Exercise goal: Nothing in the data may change. Copy all of it exactly.

Data records:
·····
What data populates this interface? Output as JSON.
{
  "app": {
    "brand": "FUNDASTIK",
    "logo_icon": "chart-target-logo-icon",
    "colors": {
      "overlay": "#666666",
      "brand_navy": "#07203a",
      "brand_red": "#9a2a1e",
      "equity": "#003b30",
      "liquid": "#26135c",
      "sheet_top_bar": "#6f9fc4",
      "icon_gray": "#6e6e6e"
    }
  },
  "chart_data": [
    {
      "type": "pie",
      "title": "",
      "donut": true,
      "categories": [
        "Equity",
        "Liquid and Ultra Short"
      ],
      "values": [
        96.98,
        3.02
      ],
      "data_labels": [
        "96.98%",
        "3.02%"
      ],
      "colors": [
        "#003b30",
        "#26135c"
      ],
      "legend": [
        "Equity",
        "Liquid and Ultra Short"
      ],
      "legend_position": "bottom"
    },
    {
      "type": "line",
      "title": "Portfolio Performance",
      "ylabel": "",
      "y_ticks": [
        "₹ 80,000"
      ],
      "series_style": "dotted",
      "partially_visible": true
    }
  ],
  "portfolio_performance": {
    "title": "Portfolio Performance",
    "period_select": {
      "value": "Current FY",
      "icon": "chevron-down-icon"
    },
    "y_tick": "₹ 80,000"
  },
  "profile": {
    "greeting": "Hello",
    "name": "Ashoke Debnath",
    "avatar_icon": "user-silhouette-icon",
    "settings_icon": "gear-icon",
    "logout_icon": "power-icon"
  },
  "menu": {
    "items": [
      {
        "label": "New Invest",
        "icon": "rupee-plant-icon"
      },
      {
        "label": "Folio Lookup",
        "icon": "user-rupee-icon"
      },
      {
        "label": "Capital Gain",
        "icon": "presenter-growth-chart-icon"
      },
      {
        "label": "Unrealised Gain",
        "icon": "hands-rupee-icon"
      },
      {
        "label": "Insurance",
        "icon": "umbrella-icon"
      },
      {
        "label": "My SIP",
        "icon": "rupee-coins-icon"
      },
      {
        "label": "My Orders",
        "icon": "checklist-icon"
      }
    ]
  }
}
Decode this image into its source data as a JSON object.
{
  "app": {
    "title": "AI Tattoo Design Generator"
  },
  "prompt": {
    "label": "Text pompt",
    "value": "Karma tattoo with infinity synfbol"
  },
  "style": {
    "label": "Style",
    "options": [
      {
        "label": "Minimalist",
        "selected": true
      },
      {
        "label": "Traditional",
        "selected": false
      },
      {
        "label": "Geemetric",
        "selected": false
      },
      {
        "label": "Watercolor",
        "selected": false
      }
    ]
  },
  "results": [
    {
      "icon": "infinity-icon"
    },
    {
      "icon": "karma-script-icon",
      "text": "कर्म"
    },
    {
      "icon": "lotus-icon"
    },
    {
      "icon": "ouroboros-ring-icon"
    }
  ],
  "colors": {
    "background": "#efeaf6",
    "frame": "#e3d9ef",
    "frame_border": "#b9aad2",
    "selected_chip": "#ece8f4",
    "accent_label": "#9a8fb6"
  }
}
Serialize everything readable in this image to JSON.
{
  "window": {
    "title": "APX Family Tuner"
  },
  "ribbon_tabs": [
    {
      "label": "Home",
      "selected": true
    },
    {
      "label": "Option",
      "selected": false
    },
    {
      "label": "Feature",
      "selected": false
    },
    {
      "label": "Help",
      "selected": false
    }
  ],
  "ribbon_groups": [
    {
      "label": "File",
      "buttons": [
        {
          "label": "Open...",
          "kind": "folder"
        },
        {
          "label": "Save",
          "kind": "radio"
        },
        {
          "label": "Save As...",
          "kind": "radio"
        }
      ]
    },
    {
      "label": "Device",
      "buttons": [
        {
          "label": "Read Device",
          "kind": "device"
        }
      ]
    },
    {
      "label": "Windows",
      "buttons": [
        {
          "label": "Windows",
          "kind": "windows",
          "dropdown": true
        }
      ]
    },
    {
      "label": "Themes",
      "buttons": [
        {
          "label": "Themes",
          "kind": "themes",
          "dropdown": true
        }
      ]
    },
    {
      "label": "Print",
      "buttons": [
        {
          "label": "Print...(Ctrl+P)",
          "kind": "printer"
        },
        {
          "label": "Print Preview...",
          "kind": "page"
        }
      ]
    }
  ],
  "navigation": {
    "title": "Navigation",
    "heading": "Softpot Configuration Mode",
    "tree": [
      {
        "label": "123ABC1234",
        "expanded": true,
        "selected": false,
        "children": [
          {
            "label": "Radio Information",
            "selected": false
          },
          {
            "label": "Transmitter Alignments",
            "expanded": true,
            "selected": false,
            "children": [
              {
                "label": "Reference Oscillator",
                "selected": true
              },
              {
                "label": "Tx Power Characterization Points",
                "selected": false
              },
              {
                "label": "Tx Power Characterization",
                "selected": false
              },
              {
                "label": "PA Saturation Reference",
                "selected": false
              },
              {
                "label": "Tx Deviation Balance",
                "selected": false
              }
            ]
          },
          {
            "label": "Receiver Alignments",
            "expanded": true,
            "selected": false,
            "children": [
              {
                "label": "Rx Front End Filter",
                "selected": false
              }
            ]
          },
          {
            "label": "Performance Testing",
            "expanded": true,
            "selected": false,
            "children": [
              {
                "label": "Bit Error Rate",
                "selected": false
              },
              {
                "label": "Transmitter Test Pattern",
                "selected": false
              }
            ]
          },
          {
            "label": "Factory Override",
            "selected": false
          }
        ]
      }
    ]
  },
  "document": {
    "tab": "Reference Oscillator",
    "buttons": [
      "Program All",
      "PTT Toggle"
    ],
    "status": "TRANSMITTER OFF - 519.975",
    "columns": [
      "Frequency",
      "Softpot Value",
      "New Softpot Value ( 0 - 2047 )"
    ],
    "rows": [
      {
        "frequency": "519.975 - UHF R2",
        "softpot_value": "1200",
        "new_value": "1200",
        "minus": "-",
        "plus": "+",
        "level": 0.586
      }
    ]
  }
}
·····
Solution to the problem:
What data populates this interface? Output as JSON.
{
  "app": {
    "brand": "FUNDASTIK",
    "logo_icon": "chart-target-logo-icon",
    "colors": {
      "overlay": "#666666",
      "brand_navy": "#07203a",
      "brand_red": "#9a2a1e",
      "equity": "#003b30",
      "liquid": "#26135c",
      "sheet_top_bar": "#6f9fc4",
      "icon_gray": "#6e6e6e"
    }
  },
  "chart_data": [
    {
      "type": "pie",
      "title": "",
      "donut": true,
      "categories": [
        "Equity",
        "Liquid and Ultra Short"
      ],
      "values": [
        96.98,
        3.02
      ],
      "data_labels": [
        "96.98%",
        "3.02%"
      ],
      "colors": [
        "#003b30",
        "#26135c"
      ],
      "legend": [
        "Equity",
        "Liquid and Ultra Short"
      ],
      "legend_position": "bottom"
    },
    {
      "type": "line",
      "title": "Portfolio Performance",
      "ylabel": "",
      "y_ticks": [
        "₹ 80,000"
      ],
      "series_style": "dotted",
      "partially_visible": true
    }
  ],
  "portfolio_performance": {
    "title": "Portfolio Performance",
    "period_select": {
      "value": "Current FY",
      "icon": "chevron-down-icon"
    },
    "y_tick": "₹ 80,000"
  },
  "profile": {
    "greeting": "Hello",
    "name": "Ashoke Debnath",
    "avatar_icon": "user-silhouette-icon",
    "settings_icon": "gear-icon",
    "logout_icon": "power-icon"
  },
  "menu": {
    "items": [
      {
        "label": "New Invest",
        "icon": "rupee-plant-icon"
      },
      {
        "label": "Folio Lookup",
        "icon": "user-rupee-icon"
      },
      {
        "label": "Capital Gain",
        "icon": "presenter-growth-chart-icon"
      },
      {
        "label": "Unrealised Gain",
        "icon": "hands-rupee-icon"
      },
      {
        "label": "Insurance",
        "icon": "umbrella-icon"
      },
      {
        "label": "My SIP",
        "icon": "rupee-coins-icon"
      },
      {
        "label": "My Orders",
        "icon": "checklist-icon"
      }
    ]
  }
}
Decode this image into its source data as a JSON object.
{
  "app": {
    "title": "AI Tattoo Design Generator"
  },
  "prompt": {
    "label": "Text pompt",
    "value": "Karma tattoo with infinity synfbol"
  },
  "style": {
    "label": "Style",
    "options": [
      {
        "label": "Minimalist",
        "selected": true
      },
      {
        "label": "Traditional",
        "selected": false
      },
      {
        "label": "Geemetric",
        "selected": false
      },
      {
        "label": "Watercolor",
        "selected": false
      }
    ]
  },
  "results": [
    {
      "icon": "infinity-icon"
    },
    {
      "icon": "karma-script-icon",
      "text": "कर्म"
    },
    {
      "icon": "lotus-icon"
    },
    {
      "icon": "ouroboros-ring-icon"
    }
  ],
  "colors": {
    "background": "#efeaf6",
    "frame": "#e3d9ef",
    "frame_border": "#b9aad2",
    "selected_chip": "#ece8f4",
    "accent_label": "#9a8fb6"
  }
}
Serialize everything readable in this image to JSON.
{
  "window": {
    "title": "APX Family Tuner"
  },
  "ribbon_tabs": [
    {
      "label": "Home",
      "selected": true
    },
    {
      "label": "Option",
      "selected": false
    },
    {
      "label": "Feature",
      "selected": false
    },
    {
      "label": "Help",
      "selected": false
    }
  ],
  "ribbon_groups": [
    {
      "label": "File",
      "buttons": [
        {
          "label": "Open...",
          "kind": "folder"
        },
        {
          "label": "Save",
          "kind": "radio"
        },
        {
          "label": "Save As...",
          "kind": "radio"
        }
      ]
    },
    {
      "label": "Device",
      "buttons": [
        {
          "label": "Read Device",
          "kind": "device"
        }
      ]
    },
    {
      "label": "Windows",
      "buttons": [
        {
          "label": "Windows",
          "kind": "windows",
          "dropdown": true
        }
      ]
    },
    {
      "label": "Themes",
      "buttons": [
        {
          "label": "Themes",
          "kind": "themes",
          "dropdown": true
        }
      ]
    },
    {
      "label": "Print",
      "buttons": [
        {
          "label": "Print...(Ctrl+P)",
          "kind": "printer"
        },
        {
          "label": "Print Preview...",
          "kind": "page"
        }
      ]
    }
  ],
  "navigation": {
    "title": "Navigation",
    "heading": "Softpot Configuration Mode",
    "tree": [
      {
        "label": "123ABC1234",
        "expanded": true,
        "selected": false,
        "children": [
          {
            "label": "Radio Information",
            "selected": false
          },
          {
            "label": "Transmitter Alignments",
            "expanded": true,
            "selected": false,
            "children": [
              {
                "label": "Reference Oscillator",
                "selected": true
              },
              {
                "label": "Tx Power Characterization Points",
                "selected": false
              },
              {
                "label": "Tx Power Characterization",
                "selected": false
              },
              {
                "label": "PA Saturation Reference",
                "selected": false
              },
              {
                "label": "Tx Deviation Balance",
                "selected": false
              }
            ]
          },
          {
            "label": "Receiver Alignments",
            "expanded": true,
            "selected": false,
            "children": [
              {
                "label": "Rx Front End Filter",
                "selected": false
              }
            ]
          },
          {
            "label": "Performance Testing",
            "expanded": true,
            "selected": false,
            "children": [
              {
                "label": "Bit Error Rate",
                "selected": false
              },
              {
                "label": "Transmitter Test Pattern",
                "selected": false
              }
            ]
          },
          {
            "label": "Factory Override",
            "selected": false
          }
        ]
      }
    ]
  },
  "document": {
    "tab": "Reference Oscillator",
    "buttons": [
      "Program All",
      "PTT Toggle"
    ],
    "status": "TRANSMITTER OFF - 519.975",
    "columns": [
      "Frequency",
      "Softpot Value",
      "New Softpot Value ( 0 - 2047 )"
    ],
    "rows": [
      {
        "frequency": "519.975 - UHF R2",
        "softpot_value": "1200",
        "new_value": "1200",
        "minus": "-",
        "plus": "+",
        "level": 0.586
      }
    ]
  }
}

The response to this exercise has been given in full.